Related In: Results  -  Collection

Show All Figures
getmorefigures.php?uid=PMC3318957&req=5

Figure 3: 5-year rate of progression of renal disease in patients treated with fludrocortisone and those notBlack squares show average yearly estimated glomerular filtration rates (eGFR) and mean blood pressures (MBP) in 14 patients who began treatment with 0.2 mg of fludrocortisone per day at age 16 and continued on the same dose until age 21. Grey squares show average GFR and MBP between the ages of 16 to 21 in 13 patients with FD who did not receive fludrocortisone. ** p<0.02 (ANOVA)
Mentions: Blood pressure variability is thought to have an important role in the progression of organ damage. All patients who underwent ABP monitoring showed very pronounced variability in their blood pressure. The coefficient of variation, a measure of blood pressure variability that takes into account the underlying mean blood pressure, was inversely correlated with eGFR (Fig. 3). The highest SBP value captured in the recording correlated with eGFR, but the lowest did not (R). Out of the 24 hours, patients were hypertensive (SBP >140 mmHg) 50±4% and hypotensive (SBP <80 mmHg) 1.2±0.5% of the time. The percentage time spent with SBP in the hypertensive range correlated with eGFR while the time with hypotension did not. This suggests that it is the degree of hypertension and the amount of time spent hypertensive that are factors associated with renal disease.

Bottom Line: We also investigated the effect of fludrocortisone treatment on the progression of renal disease.Patients with more severe hypertension and greater variability in their blood pressure had worse renal function (both, P<0.01).Moreover, increased blood pressure variability as well as mineralocorticoid treatment accelerate the progression of renal disease.

View Article: PubMed Central - PubMed

Affiliation: Department of Physiology and Neuroscience, New York University School of Medicine, New York, NY, USA. horacio.kaufmann@nyumc.org

ABSTRACT
Riley Day syndrome, commonly referred to as familial dysautonomia (FD), is a genetic disease with extremely labile blood pressure owing to baroreflex deafferenation. Chronic renal disease is very frequent in these patients and was attributed to recurrent arterial hypotension and renal hypoperfusion. Aggressive treatment of hypotension, however, has not reduced its prevalence. We evaluated the frequency of kidney malformations as well as the impact of hypertension, hypotension and blood pressure variability on the severity of renal impairment. We also investigated the effect of fludrocortisone treatment on the progression of renal disease. Patients with FD appeared to have an increased incidence of hydronephrosis/reflux and patterning defects. Patients <4 years old had hypertension and normal estimated glomerular filtration rates (eGFR). Patients with more severe hypertension and greater variability in their blood pressure had worse renal function (both, P<0.01). In contrast, there was no relationship between eGFR and the lowest blood pressure recorded during upright tilt.
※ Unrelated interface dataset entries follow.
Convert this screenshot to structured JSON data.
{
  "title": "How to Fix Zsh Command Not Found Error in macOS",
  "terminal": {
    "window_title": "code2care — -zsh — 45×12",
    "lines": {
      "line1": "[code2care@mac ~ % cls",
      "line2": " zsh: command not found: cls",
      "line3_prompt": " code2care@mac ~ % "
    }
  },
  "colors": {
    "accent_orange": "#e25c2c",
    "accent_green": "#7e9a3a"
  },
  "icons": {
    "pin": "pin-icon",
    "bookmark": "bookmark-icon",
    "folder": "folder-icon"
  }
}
The progression of renal disease was faster in patients receiving fludrocortisone (P<0.02). Hypertension precedes kidney disease in these patients. Moreover, increased blood pressure variability as well as mineralocorticoid treatment accelerate the progression of renal disease. No association was found between hypotension and renal disease in patients with FD.

Show MeSH
Related in: MedlinePlus